When we lose a loved one we can often feel very alone. This is especially true for young people whose peer group find it difficult to relate to their loss. Grief is a very different experience from anything else you may have encountered in your life and lack of support and not having someone understand what you are going through, seems to make everything worse.
A client once told me that when she lost her sister she was told by a friend who had also had a loss, “Welcome to the club”. Someone who has not lost anyone cannot imagine what it’s like, while someone who has, is going to have to live with that loss forever. She told me that there is definitely a feeling of relief at finally being understood when speaking to someone who has also experienced grief.
Sara* lost her father when she was 29. She had young children and her family lived abroad. She was a stay at home mother who was very busy with her children. She naturally found herself becoming more and more isolated, as she just stayed at home with her kids and rarely left the house. None of her friends had ever lost anyone and she didn’t want to burden them with her heavy feelings, and if when she tried, they just didn’t understand her. Despite being surrounded by friends, Sara was all alone and had no one to talk to. She was becoming depressed and losing her ability to function properly. The slightest mishap would make her snappy and tearful and she began to experience awful headaches. But the worst was how impatient she was now with her children. Sara knew she was in a downward spiral, but she had the strength to know that she had to break out if it, and so, she gave me a call.

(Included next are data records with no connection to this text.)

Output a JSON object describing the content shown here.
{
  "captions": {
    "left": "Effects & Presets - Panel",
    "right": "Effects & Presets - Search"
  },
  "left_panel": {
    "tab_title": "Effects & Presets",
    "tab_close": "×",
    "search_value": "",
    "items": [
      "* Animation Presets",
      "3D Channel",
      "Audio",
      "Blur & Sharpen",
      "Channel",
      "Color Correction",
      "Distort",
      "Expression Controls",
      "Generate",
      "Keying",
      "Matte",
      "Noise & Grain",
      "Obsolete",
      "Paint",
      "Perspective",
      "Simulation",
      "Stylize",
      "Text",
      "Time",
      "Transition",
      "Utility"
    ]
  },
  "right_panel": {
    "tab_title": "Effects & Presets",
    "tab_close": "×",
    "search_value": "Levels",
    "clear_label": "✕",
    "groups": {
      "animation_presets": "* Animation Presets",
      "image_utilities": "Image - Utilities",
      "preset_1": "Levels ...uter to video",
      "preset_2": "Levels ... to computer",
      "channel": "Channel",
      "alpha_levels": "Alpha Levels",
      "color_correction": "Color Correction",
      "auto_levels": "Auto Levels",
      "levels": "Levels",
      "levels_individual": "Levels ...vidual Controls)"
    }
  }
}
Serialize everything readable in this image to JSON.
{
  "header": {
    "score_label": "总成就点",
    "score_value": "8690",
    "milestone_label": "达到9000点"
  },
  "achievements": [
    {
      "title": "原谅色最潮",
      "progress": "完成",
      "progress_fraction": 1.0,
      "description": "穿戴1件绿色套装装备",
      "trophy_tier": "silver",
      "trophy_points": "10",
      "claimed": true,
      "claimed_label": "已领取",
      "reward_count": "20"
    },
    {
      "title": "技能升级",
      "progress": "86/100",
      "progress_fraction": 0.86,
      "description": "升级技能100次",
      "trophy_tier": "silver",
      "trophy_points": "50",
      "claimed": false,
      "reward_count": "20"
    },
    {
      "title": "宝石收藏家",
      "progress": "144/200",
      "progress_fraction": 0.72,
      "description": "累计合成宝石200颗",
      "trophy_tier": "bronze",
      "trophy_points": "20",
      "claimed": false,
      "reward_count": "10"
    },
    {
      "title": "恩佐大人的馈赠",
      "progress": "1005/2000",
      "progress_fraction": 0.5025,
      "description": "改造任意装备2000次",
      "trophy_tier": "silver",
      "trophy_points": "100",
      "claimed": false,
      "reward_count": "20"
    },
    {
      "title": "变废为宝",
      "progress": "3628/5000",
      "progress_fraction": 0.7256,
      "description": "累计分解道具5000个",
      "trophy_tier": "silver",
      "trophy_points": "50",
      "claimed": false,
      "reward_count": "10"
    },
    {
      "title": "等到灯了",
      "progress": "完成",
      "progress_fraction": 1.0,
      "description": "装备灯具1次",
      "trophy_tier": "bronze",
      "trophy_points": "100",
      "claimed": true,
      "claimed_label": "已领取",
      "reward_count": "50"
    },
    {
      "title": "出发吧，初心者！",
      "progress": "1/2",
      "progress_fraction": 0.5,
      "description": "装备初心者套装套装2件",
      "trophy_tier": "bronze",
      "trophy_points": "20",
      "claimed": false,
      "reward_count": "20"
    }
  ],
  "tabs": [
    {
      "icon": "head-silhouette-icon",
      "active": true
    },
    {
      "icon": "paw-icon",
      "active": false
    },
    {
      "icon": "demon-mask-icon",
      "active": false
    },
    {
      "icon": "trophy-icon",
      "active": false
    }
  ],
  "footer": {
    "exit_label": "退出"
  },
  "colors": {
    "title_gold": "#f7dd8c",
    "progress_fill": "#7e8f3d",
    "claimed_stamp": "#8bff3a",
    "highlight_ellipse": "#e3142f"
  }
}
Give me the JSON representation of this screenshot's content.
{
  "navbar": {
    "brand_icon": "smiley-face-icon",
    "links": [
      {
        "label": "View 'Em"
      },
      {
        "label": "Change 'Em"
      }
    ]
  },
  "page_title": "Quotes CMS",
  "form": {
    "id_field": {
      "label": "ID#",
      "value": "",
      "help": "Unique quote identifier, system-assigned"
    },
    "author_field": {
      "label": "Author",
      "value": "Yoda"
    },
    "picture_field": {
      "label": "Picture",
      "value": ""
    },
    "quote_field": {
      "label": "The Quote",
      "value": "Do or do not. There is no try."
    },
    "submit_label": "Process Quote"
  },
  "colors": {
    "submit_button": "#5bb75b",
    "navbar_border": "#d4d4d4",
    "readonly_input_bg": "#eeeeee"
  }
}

We discovered that Sara kept pushing all her sad feelings away so that she could be “happy” for her children. She was denying her feelings and refusing to express them. But this made her much worse. Her emotions would eventually force their way out. This explained her sudden mood swings, her headaches and her impatience. Pushing away her feelings had drained her of all her energy.
Sara and I worked on trying to change her focus, on giving herself time to herself, giving her permission to think about her father, and finding some “alone” time. Once she allowed herself to feel sad and to giver herself time to grieve, she was able to be more “present” with her children.
Sara also talked about the fact that she didn’t know how she was supposed to feel or behave. Sometimes she was happy and laughing with her children and then suddenly she would feel terribly guilty – how could she be happy when she had lost her father! We worked through the grieving process. When we grieve, we go through every emotion and however we feel at any specific moment is how we are supposed to feel. There is no right or wrong way of feeling – the important thing is just to let yourself feel these emotions. Sometimes we think it is easier to push away our sad feelings but in reality this takes up much more energy.
Slowly but surely, Sara began to feel a little stronger. She allowed herself to sometimes feel sad and weepy and sometimes to feel fine and happy. Most importantly she began to grieve for her father in a healthy and meaningful manner. She was happier, had more patience with her children and was feeling relief from her headaches.
If you have experienced a loss and need help to grieve healthily, give me a call for a free first consultation Life Coach Helen Abelesz 0544829815.
*Not her real name and all identifying features have been changed.